Now, get ready because things are about to get ugly, so, remember, we started from a condition where two instances of the same component were able to run in the same job with no issues.
Now connect them with a "row" connection, immediately you should notice that they become part of the same "box", this is not just a graphical thing, it's a key information.

    Components linked together with data or iteration connections are graphically represented in the same rectangular box, this means they are part of the same subjob.

Should we care? We should, hit F6 (run the job) if you don't believe me.
Guess what? Variable scope is the subjob, we have the same variable myvar in both instances, so we get a duplicate local variable error message.
This is the issue I anticipated in the part 1 of this tutorial.
I guess your java knowledge is enough to notice that the scope of the variable should be the cycle itself, so it should be safe to define them in two separate cycles, something like :

// first component instance
   System.out.println("I am the begin section");
   for (int myvar=0;myvar<10;myvar++)
   System.out.println("I am the main section and myvas is "+myvar);
   System.out.println("I am the end section");
// second component instance
   System.out.println("I am the begin section");
   for (int myvar=0;myvar<10;myvar++)
   System.out.println("I am the main section and myvas is "+myvar);
   System.out.println("I am the end section");

After all we saw before that this was actually the code being executed.
It was, but that was before we connected the two components.Once we created that row connection between them, everything changed.

Now the two compoenents are not executed anymore one after the other, instead their single sections of code are placed in a sequence, let's dicover how this sequence is defined.
To do that you need to modify the code in your second tJavaFlex to be similar to the following picture

Then execute the code, carefully read what is printed out in your console and start scratching your head.
There is a rule behind that, obviously :

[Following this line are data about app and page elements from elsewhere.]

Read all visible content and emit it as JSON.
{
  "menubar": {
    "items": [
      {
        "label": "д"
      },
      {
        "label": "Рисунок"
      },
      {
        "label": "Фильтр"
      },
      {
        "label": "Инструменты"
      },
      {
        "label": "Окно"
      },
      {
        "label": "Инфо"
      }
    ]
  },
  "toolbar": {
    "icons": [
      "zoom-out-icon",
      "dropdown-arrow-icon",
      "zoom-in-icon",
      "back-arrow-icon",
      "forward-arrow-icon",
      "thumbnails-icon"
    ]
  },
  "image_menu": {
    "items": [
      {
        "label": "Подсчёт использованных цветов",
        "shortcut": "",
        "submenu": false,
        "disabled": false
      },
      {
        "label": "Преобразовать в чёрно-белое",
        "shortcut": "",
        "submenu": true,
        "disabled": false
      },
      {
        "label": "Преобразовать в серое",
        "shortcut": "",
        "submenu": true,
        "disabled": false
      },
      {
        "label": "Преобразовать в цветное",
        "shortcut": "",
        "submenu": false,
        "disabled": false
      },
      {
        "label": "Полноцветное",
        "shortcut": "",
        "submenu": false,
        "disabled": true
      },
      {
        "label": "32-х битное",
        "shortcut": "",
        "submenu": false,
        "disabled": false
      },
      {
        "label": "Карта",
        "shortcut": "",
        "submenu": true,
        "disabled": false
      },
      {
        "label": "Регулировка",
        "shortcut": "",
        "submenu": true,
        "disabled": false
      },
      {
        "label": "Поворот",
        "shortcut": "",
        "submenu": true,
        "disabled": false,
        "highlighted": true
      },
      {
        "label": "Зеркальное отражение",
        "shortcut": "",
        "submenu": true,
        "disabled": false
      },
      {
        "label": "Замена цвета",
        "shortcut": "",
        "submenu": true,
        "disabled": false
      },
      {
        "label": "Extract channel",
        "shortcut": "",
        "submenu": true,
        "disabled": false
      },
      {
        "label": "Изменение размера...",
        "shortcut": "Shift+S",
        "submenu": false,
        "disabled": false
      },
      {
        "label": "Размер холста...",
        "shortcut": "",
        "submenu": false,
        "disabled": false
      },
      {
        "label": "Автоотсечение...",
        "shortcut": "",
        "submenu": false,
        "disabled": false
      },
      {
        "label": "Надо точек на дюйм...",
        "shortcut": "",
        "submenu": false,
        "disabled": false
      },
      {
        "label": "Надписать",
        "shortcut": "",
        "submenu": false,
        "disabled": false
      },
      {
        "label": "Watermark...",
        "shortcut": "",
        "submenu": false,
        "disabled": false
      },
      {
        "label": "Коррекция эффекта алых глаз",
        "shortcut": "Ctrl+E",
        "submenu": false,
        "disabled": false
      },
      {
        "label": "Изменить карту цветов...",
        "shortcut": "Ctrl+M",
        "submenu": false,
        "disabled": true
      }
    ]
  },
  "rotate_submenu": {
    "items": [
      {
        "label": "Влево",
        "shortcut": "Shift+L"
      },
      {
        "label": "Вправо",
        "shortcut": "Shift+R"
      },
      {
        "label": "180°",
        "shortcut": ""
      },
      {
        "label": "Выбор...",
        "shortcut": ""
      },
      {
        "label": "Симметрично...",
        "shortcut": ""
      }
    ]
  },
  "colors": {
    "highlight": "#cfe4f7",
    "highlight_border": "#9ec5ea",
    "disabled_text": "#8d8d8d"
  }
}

    When multiple components in a subjob are linked with a chain of data connections, 1) The begin sections are executed first, starting from the last component in the chain, down to the first, then 2) the main sections are executed from the first compoenent in the chain up to the last.Finally 3) the end sections are executed in the same order as the main.

Confused? How's that possible? Good question, it's your homework to find it out!
How can you discover it? TOS generates java code to execute a job, and this code is there for you to analyse, so in the designer canvas, you have a little "code" tab, click that one and enjoy the beauty of the java code you just generated with a few clicks.
When the sections of your code get inserted into the job, some convenient commented lines are added, they can help you in locating the snippets, as an example, search for :
* [tJavaFlex_1 main ] stop


In the next part we will start coding our first component, make sure you understood everything up to here as it will be essential.
Hope you enjoyed this tutorial, if you have questions, ideas, complaints etc, you can contact us using the feedback module on this site.

Part 1  Part 3